Bruske described what he found in the Washington, DC School: “When I passed through the doors of the ‘Kid’s Stop Cafe,’ I walked straight into the maws of the industrial food system, where meals are composed of ingredients out of a chemist’s lab, where highly processed food is doused with all sorts of additives and preservatives in distant factories, then cooked and shipped frozen so that it can be quickly reheated with minimal skill and placed on a steam table.

schoolfood“Since nearly all of the ingredients for school meals…arrive frozen or canned, and in many cases already cooked, they are quickly prepared in the convection oven or in the steamer. Some things, such as the ‘cheese sauce’ used on lunch nachos, aren’t even removed from the plastic bag they arrived in before they are heated in the steamer.”

He continues, “I was perplexed by the sheer banality of so much processed, canned and sugar-injected food being fed to our children on a daily basis; disappointed that no one seemed to take issue with this sort of food service; chagrined that pizza and Pop Tarts and candied cereals were being served so routinely alongside Mountain Dew masquerading as milk…”

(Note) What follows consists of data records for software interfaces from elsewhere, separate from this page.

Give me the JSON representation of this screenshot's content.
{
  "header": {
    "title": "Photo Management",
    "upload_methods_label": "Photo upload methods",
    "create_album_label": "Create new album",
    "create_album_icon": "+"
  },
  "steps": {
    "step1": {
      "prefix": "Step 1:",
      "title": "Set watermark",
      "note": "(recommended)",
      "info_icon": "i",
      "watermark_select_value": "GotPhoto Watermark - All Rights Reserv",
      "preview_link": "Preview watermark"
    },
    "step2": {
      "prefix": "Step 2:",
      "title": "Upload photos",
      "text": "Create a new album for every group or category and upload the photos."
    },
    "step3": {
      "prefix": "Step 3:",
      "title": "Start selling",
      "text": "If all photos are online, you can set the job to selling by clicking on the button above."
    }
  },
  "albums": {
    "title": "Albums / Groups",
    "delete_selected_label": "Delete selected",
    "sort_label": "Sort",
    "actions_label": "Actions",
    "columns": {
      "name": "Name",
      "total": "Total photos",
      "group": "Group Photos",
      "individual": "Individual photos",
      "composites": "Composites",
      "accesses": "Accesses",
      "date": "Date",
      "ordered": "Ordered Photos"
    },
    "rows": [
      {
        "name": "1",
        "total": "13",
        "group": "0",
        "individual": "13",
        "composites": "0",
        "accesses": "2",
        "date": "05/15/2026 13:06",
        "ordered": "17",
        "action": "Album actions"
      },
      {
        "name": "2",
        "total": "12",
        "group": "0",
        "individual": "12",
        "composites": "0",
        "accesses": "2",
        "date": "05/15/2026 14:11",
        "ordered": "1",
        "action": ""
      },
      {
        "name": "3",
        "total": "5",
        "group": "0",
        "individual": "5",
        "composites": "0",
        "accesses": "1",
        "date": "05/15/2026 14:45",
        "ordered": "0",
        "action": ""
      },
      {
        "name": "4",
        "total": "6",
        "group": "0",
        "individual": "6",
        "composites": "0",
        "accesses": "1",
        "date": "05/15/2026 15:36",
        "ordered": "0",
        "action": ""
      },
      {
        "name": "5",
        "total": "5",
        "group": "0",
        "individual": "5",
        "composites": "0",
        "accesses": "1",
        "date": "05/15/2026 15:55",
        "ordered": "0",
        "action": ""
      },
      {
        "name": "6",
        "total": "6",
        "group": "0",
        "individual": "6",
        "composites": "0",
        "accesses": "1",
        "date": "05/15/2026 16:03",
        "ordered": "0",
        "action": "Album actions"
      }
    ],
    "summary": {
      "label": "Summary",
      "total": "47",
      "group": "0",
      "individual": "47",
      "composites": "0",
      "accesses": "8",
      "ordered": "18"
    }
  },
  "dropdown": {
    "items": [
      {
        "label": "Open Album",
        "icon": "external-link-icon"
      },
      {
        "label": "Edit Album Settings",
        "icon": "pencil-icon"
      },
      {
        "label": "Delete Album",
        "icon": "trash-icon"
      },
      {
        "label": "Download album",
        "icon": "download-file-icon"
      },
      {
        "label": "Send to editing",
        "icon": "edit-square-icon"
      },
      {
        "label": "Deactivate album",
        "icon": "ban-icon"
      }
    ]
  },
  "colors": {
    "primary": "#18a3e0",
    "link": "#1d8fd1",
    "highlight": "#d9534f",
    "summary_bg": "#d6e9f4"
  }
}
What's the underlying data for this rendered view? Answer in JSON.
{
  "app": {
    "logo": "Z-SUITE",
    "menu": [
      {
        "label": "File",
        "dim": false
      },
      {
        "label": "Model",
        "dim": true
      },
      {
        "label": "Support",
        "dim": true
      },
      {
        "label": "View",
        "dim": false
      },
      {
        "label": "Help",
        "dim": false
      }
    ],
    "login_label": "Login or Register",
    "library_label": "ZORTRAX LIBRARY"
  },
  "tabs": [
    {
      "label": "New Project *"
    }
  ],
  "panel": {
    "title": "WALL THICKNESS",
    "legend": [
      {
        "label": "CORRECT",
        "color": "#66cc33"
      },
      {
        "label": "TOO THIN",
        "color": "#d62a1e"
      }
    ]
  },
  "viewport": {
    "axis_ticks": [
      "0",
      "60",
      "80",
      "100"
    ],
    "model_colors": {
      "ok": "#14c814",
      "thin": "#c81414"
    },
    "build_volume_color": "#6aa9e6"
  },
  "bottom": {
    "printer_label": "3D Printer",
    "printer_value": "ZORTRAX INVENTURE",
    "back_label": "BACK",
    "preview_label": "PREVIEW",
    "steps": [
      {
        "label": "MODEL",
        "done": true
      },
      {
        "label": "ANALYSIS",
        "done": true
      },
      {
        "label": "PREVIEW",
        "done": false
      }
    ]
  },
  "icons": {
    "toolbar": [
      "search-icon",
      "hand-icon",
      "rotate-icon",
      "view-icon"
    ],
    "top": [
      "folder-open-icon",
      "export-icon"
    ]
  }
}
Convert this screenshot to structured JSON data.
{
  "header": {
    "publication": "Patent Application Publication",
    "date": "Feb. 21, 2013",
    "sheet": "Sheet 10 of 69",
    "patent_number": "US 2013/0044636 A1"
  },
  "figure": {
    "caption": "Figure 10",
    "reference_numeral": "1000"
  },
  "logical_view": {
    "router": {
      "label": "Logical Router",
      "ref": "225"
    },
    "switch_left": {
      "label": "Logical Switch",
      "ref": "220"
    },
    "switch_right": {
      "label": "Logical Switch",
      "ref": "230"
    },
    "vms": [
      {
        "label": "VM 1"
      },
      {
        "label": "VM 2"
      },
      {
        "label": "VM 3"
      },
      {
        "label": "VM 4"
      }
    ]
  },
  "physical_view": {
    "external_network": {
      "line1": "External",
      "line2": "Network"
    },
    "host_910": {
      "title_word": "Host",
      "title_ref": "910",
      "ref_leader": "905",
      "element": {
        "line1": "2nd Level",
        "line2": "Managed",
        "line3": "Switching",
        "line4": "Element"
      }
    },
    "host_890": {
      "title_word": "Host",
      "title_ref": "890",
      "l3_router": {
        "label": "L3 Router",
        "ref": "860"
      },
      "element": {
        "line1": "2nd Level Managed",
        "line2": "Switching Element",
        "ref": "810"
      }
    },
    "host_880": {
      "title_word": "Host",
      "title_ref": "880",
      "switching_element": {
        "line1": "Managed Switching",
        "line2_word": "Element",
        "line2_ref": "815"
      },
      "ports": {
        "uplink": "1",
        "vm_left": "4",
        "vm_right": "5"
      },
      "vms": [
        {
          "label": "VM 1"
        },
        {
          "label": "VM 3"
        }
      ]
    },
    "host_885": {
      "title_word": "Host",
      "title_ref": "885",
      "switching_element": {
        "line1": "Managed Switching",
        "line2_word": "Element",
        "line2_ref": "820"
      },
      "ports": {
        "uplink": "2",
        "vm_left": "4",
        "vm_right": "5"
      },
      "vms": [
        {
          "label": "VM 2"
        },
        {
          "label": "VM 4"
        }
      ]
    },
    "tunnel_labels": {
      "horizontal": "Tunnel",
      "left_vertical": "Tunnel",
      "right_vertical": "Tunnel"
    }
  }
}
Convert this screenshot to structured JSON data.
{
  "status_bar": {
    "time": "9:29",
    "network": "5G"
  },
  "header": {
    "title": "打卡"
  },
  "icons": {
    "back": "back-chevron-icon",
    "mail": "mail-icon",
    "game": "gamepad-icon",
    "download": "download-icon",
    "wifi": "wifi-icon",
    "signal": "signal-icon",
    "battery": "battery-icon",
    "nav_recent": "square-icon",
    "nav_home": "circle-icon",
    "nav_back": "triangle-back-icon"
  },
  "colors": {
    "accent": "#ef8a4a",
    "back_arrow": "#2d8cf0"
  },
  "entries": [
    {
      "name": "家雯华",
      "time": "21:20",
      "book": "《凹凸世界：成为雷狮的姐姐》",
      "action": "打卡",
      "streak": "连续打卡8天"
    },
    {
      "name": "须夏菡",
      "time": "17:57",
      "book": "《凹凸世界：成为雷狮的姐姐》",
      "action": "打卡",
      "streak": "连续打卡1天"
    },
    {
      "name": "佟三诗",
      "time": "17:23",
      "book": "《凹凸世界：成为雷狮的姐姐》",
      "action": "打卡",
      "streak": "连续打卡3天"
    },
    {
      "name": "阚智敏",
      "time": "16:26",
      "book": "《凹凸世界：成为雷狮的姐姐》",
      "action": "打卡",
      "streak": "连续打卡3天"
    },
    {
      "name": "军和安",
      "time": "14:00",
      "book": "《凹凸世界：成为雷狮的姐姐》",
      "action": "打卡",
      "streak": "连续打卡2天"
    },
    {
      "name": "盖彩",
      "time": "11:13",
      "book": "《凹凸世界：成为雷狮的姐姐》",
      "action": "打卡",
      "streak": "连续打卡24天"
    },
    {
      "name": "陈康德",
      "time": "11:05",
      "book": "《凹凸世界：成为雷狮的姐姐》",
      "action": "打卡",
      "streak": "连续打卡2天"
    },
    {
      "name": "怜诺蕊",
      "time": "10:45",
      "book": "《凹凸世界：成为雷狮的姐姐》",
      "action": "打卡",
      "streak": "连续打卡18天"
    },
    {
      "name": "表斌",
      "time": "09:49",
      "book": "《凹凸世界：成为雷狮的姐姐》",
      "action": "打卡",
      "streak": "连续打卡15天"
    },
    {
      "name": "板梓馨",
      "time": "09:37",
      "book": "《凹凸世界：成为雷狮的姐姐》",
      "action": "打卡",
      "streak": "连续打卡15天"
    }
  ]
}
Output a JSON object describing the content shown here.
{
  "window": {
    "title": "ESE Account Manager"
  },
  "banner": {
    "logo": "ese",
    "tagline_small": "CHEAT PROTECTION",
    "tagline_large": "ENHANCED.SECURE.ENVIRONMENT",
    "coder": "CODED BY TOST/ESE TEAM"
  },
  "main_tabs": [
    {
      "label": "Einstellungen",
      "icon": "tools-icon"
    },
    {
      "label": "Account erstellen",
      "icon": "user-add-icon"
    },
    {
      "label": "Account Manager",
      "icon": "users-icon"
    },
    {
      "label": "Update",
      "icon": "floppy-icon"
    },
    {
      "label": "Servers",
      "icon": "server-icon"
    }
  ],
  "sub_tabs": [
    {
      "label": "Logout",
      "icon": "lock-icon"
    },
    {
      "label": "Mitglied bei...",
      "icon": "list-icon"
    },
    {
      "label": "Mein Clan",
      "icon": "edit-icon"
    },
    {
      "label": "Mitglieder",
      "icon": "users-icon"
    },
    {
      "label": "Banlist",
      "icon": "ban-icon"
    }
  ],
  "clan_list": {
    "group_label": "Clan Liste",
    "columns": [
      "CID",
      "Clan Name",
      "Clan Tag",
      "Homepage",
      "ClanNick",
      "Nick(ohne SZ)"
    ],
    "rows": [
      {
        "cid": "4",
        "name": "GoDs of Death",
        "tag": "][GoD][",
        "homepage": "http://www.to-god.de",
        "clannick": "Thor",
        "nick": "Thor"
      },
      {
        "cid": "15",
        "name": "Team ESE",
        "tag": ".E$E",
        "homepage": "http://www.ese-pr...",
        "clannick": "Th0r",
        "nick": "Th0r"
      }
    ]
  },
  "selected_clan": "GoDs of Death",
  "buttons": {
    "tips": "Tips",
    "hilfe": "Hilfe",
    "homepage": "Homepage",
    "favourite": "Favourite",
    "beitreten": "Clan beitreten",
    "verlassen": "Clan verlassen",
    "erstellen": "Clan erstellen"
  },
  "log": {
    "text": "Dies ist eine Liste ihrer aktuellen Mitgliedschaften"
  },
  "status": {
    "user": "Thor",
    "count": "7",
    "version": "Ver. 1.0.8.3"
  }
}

Not so fresh, and not so green

Black Plastic Spork Isolated on a White Background

H.D. Cooke’s $35 million renovation was intended to make it an environmentally friendly school. But a closer look
shows that the food service is based on cardboard and plastics that are not recycled. The children are given foil-wrapped foods, plastic containers, and a plastic spoon/fork hybrid with the food deposited on a Styrofoam tray that is their plate. The kitchen has no dishwasher as there is no need for one.